## PROBLEM TO WORK ON
Pull out each line of the records holding the string "JSON".
....
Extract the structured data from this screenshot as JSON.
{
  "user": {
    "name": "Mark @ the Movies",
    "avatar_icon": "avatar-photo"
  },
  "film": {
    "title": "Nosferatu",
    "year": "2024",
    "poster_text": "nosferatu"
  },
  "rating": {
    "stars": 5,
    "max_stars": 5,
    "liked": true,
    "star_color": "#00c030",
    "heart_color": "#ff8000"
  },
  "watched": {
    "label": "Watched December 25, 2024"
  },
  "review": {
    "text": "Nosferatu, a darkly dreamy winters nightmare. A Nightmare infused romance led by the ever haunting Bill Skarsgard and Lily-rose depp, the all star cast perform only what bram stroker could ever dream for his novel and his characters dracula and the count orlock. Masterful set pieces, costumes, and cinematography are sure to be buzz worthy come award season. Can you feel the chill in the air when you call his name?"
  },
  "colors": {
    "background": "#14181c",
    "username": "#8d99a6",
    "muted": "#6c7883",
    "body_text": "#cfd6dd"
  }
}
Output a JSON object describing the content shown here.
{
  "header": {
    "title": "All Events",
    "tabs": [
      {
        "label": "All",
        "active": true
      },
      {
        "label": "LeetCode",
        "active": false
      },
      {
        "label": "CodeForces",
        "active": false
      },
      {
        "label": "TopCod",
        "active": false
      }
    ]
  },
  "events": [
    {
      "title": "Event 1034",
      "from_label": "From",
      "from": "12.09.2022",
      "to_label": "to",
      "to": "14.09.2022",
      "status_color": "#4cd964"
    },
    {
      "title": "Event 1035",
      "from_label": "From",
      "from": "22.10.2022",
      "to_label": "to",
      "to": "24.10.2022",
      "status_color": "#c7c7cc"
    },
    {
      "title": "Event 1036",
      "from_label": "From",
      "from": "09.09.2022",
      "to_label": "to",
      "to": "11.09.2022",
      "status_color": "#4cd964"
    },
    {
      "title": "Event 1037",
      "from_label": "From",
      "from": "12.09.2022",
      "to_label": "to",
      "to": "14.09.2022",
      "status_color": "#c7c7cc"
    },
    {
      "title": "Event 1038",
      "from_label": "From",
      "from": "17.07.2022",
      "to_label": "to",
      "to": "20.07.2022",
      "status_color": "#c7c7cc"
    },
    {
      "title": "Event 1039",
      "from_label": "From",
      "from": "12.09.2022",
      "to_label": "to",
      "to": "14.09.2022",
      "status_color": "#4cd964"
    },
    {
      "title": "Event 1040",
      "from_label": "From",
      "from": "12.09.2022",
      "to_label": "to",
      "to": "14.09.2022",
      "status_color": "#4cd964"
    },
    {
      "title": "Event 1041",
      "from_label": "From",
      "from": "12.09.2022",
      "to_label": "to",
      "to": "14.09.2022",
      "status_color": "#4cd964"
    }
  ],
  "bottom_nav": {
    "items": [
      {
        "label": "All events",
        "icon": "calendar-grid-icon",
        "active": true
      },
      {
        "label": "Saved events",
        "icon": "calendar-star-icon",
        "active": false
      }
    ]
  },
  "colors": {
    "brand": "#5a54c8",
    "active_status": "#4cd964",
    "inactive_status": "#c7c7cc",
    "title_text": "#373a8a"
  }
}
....
## YOUR RESPONSE
Extract the structured data from this screenshot as JSON.
Output a JSON object describing the content shown here.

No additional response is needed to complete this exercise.